Set your pot still properly; make sure the condensers and hoses are attached to clamps. Turn on your heat source to raise the temperature of your tequila wash.
You’ll then split the mixture into two batches. During the first distillation, you’ll collect the entire amount of the spirit without separating the heads, tails, and hearts.
Allow the water to once the boiler reaches 130 degrees F, and keep increasing the temperature to 168 degrees F to continue producing distillate.
Stop the process upon reaching less than 20% ABV (use a hydrometer ).
Dilute it with 20% water, stir and put it back into the still for another distillation process.
7. Collect The Tequila Distillate
Now, you’ll need to collect the tequila distillate. Refer to the points below:
- Foreshots: The first 5% of your pot still run will be composed of foreshots, which are incredibly toxic and volatile alcohol. You should throw out the first 250 ml of methanol per 5 gallons.
- Heads: Around 30% of your tequila pot still run are the heads. These contain the most volatile substances, such as acetone, that shouldn’t be consumed.
Note: To isolate the heads and foreshots, bring your condenser to a stopping temperature of 168 degrees F.
This will allow you to keep the alcohol in your run until it reaches its final output.
You’ll know all the foreshots and heads have been collected once the condenser stops.
- Hearts: Another 30% of your tequila run is hearts, where you can create consumable alcohol. Before collecting this, raise the temperature of your tequila still to 175 degrees F.
- Tails: This portion is the last 35% of your tequila run. You can recognize it by its smell, taste, and sight, and you’ll notice an oily film collects on the top of the distillate.
You don’t want these carbohydrates and proteins in your final product but don’t discard them.
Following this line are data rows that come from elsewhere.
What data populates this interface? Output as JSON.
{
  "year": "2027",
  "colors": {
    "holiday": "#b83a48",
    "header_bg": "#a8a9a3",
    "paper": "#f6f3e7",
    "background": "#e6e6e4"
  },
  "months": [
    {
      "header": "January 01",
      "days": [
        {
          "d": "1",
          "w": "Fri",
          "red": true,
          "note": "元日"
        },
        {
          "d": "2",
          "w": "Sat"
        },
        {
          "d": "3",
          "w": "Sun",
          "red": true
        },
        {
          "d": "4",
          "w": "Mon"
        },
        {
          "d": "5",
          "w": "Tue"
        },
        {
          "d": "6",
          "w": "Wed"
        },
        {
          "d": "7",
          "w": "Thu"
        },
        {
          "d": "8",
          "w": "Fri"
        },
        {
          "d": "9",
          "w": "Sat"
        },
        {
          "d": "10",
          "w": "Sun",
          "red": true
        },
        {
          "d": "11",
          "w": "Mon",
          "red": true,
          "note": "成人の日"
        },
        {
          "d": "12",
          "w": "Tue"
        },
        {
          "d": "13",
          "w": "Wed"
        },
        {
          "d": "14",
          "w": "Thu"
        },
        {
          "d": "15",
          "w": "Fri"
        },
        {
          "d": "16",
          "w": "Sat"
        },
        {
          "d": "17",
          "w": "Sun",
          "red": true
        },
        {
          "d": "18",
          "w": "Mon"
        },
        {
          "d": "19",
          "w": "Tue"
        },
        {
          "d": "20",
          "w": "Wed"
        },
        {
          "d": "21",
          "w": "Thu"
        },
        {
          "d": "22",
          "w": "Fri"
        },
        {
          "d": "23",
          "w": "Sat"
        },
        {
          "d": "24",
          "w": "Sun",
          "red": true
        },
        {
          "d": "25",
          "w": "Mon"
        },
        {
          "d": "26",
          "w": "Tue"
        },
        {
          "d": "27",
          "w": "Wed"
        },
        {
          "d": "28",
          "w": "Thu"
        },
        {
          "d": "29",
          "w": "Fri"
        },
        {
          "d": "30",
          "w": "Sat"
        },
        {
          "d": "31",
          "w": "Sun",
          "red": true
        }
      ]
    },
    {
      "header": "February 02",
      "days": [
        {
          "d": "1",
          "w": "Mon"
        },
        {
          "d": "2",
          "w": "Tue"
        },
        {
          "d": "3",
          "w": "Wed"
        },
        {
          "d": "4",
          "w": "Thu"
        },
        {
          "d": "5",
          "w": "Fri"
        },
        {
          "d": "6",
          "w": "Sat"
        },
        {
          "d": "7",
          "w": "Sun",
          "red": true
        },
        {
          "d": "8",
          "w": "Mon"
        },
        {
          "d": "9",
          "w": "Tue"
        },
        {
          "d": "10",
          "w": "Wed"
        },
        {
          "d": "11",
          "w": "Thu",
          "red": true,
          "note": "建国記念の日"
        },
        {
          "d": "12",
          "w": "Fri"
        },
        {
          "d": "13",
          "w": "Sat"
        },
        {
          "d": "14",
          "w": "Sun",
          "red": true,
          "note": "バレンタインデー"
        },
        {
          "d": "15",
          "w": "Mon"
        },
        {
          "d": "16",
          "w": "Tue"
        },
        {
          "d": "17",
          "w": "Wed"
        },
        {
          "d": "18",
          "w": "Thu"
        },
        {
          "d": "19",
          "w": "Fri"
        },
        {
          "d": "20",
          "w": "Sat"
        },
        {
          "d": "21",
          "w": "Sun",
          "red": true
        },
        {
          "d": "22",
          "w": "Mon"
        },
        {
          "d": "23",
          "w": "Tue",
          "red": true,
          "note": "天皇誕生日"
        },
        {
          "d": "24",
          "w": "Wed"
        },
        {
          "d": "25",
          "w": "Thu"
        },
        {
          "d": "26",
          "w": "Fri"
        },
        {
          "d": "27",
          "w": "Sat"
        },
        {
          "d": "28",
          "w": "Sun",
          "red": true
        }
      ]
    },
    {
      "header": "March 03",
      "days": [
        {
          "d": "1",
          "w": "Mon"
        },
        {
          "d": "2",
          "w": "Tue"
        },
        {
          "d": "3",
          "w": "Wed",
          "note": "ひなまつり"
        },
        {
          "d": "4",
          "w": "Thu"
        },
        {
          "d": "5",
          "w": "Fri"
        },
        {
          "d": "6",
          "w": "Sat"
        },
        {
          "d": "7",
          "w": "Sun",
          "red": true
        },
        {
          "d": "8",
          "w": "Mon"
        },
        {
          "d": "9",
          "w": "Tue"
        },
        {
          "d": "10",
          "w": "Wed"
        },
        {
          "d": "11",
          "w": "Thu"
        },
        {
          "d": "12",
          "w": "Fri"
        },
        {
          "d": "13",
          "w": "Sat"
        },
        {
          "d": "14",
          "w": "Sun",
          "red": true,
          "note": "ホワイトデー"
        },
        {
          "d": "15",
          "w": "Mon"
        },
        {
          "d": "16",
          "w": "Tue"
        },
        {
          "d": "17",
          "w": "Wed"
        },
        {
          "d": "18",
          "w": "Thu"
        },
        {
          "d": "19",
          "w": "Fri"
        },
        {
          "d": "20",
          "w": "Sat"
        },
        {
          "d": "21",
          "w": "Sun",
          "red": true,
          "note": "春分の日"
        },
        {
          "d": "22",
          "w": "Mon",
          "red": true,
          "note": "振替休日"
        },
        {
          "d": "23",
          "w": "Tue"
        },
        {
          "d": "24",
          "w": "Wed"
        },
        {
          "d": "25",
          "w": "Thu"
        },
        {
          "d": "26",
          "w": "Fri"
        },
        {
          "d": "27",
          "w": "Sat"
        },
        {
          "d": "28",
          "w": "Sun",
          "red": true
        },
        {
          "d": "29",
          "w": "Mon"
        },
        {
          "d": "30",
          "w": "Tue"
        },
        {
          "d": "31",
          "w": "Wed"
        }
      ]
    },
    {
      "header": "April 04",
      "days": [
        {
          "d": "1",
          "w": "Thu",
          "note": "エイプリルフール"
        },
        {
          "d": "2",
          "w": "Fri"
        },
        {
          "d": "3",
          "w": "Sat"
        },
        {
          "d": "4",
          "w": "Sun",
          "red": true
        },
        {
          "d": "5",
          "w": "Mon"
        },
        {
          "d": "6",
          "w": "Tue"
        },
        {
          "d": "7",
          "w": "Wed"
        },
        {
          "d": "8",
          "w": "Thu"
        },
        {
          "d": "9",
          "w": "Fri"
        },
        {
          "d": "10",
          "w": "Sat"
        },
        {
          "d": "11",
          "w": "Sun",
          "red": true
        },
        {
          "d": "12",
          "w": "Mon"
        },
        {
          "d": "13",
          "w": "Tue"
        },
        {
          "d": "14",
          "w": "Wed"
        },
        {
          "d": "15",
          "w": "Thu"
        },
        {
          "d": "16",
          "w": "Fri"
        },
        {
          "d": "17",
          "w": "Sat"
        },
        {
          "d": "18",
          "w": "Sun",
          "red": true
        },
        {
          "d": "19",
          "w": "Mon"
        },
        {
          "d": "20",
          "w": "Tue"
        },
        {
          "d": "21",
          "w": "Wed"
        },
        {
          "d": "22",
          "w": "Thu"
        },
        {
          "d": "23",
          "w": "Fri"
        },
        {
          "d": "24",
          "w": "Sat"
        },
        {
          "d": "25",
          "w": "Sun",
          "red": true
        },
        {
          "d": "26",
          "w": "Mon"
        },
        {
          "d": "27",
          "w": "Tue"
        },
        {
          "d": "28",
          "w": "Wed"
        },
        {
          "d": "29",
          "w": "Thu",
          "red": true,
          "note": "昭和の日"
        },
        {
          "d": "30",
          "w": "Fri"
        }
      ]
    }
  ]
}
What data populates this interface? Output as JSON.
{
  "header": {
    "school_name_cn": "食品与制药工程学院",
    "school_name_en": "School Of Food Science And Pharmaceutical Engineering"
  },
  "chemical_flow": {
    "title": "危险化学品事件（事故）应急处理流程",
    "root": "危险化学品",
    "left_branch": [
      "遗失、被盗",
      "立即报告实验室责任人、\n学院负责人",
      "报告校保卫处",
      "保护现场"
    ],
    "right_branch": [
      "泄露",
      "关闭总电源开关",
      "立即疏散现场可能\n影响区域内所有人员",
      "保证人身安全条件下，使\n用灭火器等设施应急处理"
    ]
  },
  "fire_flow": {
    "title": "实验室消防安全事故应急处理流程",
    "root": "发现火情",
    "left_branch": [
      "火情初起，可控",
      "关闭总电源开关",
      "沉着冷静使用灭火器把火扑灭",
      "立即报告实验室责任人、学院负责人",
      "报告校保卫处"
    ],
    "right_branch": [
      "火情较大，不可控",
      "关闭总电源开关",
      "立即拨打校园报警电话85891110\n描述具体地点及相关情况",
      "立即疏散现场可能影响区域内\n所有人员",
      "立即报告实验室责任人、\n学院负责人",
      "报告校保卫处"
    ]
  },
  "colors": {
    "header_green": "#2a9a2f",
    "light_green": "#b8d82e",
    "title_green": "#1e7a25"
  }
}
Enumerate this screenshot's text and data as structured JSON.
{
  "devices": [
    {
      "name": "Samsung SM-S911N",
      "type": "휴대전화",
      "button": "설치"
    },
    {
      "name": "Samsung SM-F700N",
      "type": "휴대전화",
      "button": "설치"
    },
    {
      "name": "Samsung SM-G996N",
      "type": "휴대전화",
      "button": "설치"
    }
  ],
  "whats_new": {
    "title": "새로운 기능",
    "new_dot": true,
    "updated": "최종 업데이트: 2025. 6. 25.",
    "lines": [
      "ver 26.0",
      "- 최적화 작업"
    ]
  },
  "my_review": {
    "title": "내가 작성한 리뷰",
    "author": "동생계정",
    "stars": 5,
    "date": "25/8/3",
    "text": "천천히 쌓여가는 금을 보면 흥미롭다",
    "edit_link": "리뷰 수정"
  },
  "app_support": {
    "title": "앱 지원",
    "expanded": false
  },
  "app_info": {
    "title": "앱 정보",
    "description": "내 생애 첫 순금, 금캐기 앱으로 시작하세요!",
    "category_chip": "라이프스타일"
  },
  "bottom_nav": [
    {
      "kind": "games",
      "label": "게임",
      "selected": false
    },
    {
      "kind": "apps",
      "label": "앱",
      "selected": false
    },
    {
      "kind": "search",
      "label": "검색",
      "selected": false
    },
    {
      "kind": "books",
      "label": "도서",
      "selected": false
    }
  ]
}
You can re-run them as another own wash in the future and make some more products.
8. Age The Tequila
There are several ways to age tequila. The process breaks down into three main periods, producing different types– each with its distinct flavor and appearance.
“If you want to make some memories, add some tequila. It was too much Tequila, or not quite enough.”— Jimmy Buffett, Musician/Actor/Author
The time your tequila ages determines its flavor profile and type.
- Gold or Joven: Unaged alcohol with added color and flavor from oak extracts, syrups, and caramel
- Reposado: Aged for around two months to one year in an oak barrel
- Silver, White, or Blanco: Unaged or aged for two months in an oak barrel
- Anejo: Aged for at least one year up to three years in an oak barrel
- Extra Anejo: Aged for a minimum of three years in an oak barrel
Why can’t the US make tequila?
The US can’t make tequila because, as per the law, it must only be made in Mexico.
How long does it take to make tequila at home?
It depends on the type of tequila you want to make. It can take days to years (3 years). While the cooking process can take a day to finish, the aging process takes the longest time.
Is it legal to make your own tequila?
It’s illegal to make your own tequila because Mexican law has imposed strict laws and requirements.
Also, Mexico signed international trade agreements with other countries, such as the US, regarding production, importation, and distribution.
Knowing how to make tequila at home doesn’t mean you can produce it anytime, anywhere.
It involves strict rules and international trade agreements, and you can be punished by law for violating and jailed for up to 5 years or so, according to the US Code.
While you have access to equipment to craft tequila at home, we suggest leaving this work to authentic and registered distillers.
So, just enjoy bottles of ready-made tequila that you can pour in no time. Cheers!
Lydia Martin hails from Redmond, Washington, where you’ll find some of the best cocktail bars and distilleries that offer a great mix of local drinks. She used to work as a bar manager in Paris and is a self-taught mixologist whose passion for crafting unique cocktails led her to create Liquor Laboratory. Lydia can whip up a mean Margarita in seconds! Contact at [email protected] or learn more about us here.